**WORK TASK**
Give only the number of lines in these records that contain the word "title".

[[ INFORMATION open ]]

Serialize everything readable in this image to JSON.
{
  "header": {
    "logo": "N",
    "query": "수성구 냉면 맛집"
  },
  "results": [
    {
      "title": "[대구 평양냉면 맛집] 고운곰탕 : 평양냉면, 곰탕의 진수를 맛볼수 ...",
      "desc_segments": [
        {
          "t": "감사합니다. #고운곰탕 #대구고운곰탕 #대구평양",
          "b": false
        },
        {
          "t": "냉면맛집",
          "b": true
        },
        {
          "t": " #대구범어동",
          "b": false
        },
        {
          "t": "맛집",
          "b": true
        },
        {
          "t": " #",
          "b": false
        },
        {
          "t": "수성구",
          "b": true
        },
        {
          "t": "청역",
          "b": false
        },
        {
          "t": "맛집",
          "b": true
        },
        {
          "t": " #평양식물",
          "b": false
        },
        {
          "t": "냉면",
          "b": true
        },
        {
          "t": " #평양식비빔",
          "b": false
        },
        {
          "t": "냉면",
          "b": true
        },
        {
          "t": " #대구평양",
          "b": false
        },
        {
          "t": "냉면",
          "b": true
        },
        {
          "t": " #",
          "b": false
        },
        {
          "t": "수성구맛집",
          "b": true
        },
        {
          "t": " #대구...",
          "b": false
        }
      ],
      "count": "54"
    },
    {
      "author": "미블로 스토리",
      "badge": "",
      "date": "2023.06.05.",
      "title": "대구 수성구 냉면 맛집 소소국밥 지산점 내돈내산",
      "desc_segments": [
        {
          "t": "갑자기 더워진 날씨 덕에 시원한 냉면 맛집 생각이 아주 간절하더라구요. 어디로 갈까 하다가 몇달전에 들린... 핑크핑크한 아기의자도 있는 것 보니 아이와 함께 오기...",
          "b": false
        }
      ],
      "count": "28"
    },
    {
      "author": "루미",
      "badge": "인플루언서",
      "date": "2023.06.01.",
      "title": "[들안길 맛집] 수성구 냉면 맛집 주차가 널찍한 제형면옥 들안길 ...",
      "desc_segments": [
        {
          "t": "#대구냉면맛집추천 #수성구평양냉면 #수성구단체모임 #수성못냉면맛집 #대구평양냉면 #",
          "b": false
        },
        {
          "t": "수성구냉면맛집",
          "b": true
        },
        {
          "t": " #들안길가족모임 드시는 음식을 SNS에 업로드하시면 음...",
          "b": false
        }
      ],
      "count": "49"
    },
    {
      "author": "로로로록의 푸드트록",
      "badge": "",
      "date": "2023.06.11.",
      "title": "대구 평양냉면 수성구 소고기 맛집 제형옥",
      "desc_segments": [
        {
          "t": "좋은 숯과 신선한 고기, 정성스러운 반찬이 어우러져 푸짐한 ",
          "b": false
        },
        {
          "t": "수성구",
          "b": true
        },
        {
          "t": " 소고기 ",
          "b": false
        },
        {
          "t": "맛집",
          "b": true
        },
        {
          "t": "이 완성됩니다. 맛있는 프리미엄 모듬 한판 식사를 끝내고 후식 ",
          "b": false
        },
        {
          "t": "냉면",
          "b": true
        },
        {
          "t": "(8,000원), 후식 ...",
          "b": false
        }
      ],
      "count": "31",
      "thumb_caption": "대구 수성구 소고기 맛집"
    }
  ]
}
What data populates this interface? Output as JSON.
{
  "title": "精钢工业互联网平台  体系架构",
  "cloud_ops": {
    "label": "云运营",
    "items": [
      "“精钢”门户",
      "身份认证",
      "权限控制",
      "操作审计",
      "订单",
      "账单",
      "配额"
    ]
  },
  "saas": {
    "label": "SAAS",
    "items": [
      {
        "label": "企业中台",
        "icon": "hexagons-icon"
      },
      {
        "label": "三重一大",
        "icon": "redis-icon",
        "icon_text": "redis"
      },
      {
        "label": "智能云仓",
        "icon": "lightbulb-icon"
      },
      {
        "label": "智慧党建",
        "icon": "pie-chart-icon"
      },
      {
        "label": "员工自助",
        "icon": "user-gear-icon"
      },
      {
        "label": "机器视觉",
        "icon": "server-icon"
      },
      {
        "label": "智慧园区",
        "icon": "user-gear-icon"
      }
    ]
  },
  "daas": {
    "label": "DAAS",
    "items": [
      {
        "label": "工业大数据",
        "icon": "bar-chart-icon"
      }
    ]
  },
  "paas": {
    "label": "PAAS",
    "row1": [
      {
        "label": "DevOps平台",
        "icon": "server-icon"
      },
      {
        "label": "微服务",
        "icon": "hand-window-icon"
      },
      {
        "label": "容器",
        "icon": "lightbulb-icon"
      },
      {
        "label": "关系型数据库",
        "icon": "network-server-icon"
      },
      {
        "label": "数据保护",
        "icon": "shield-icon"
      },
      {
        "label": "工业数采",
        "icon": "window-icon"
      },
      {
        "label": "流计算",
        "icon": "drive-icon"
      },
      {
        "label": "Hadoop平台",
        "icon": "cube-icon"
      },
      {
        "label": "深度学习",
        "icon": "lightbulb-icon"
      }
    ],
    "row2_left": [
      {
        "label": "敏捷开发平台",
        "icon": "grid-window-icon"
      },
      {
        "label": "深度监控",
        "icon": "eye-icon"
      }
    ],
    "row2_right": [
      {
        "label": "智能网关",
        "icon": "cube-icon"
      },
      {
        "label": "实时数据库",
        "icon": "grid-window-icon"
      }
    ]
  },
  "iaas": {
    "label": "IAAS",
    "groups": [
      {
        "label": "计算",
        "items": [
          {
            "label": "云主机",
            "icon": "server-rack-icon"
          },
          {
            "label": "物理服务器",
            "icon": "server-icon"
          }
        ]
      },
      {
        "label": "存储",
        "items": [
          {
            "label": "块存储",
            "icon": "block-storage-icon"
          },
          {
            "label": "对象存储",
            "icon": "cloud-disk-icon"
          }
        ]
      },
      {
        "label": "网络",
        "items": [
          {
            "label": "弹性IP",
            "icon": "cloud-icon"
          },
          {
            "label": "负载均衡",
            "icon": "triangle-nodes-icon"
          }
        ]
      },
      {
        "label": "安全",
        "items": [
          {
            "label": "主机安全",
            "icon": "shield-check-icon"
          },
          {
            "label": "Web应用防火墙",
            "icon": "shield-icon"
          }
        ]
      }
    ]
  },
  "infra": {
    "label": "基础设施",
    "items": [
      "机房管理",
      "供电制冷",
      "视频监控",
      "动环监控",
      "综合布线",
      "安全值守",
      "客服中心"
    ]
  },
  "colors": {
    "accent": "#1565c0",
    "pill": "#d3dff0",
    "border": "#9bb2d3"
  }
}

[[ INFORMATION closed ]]

**TASK SOLUTION**
5